For additional information, I’ve shared below two insightful articles containing commentary from a pair of very successful seasoned investors, Ron Baron and Marko Kolankovic.
Written by: Nicholas W. Sergio, AIF®
Founder & Chief Investment Officer • Banyan Wealth
Registered Principal & Financial Advisor • RJFS
2021 RJFS Leaders Council Member*
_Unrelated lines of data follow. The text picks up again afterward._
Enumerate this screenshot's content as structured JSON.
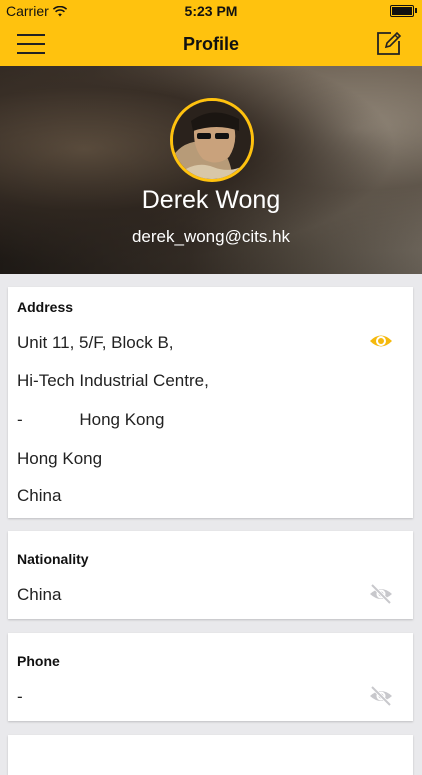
{
  "status": {
    "carrier": "Carrier",
    "time": "5:23 PM",
    "battery_level": 1.0
  },
  "nav": {
    "title": "Profile"
  },
  "profile": {
    "name": "Derek Wong",
    "email": "derek_wong@cits.hk"
  },
  "address": {
    "label": "Address",
    "lines": [
      "Unit 11, 5/F, Block B,",
      "Hi-Tech Industrial Centre,",
      "-            Hong Kong",
      "Hong Kong",
      "China"
    ],
    "visible": true
  },
  "nationality": {
    "label": "Nationality",
    "value": "China",
    "visible": false
  },
  "phone": {
    "label": "Phone",
    "value": "-",
    "visible": false
  },
  "colors": {
    "accent": "#ffc20e",
    "hidden_icon": "#c8c8cc"
  }
}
The S&P 500 is an unmanaged index of 500 widely held stocks that is generally considered representative of the U.S. stock market. The NASDAQ composite is an unmanaged index of securities traded on the NASDAQ system. Dow Jones Industrial Average (DJIA) commonly known as “The Dow” is an index representing 30 stocks of companies maintained and reviewed by the editors of the Wall Street Journal. The Russell 2000 Index measures the performance of the 2000 smallest companies in the Russel 3000 Index, which represents approximately 8% of the total market capitalization of the Russel 3000 Index. BPS stands for Basis Points and refers to a common unity of measure for interest rates, one basis point is equal to 1/100th of 1% or 0.01% it is used to denote the percentage change in a financial instrument. Inclusion of these indexes is for illustrative purposes only. Keep in mind that individuals cannot invest directly in any index, and index performance does not include transaction costs or other fees, which will affect actual investment performance. Individual investor's results will vary. Past performance is not a guide to future performance, future returns are not guaranteed, and a loss of capital might occur. All investing involves risk and you may incur a profit or loss of capital. There is no assurance any investment strategy will be successful. All information, data and analysis provided in this report is for informational purposes only and is not a recommendation to buy or sell any security. This report does not constitute a personal recommendation or take into account the particular investment objectives, financial situations, or needs of individual clients. The foregoing information has been obtained from sources considered to be reliable, but we do not guarantee that it is accurate or complete; it is not a statement of all available data necessary for making an investment decision and it does not constitute a recommendation. Any opinions are those of Nicholas Sergio and not necessarily those of Raymond James and are subject to change without notice. Raymond James does not offer tax advice and services. You should discuss any tax matters with the appropriate professional. Holding investments for the long term does not insure a profitable outcome. There is no guarantee that these statements, opinions or forecasts provided herein will prove to be correct. Forward looking data is subject to change at any time and there is no assurance that projections will be realized. High-yield bonds are not suitable for all investors. The risk of default may increase due to changes in the issuer’s credit quality. Price changes may occur due to changes in interest rates and the liquidity of the bond. When appropriate, these bonds should only comprise a modest portion of a portfolio. Investment advisory services offered through Raymond James Financial Services Advisors, Inc.
* Membership is based on prior fiscal year production. Re-qualification is required annually. The ranking may not be representative of any one client’s experience, is not an endorsement, and is not indicative of advisor’s future performance. No fee is paid in exchange for this award/rating.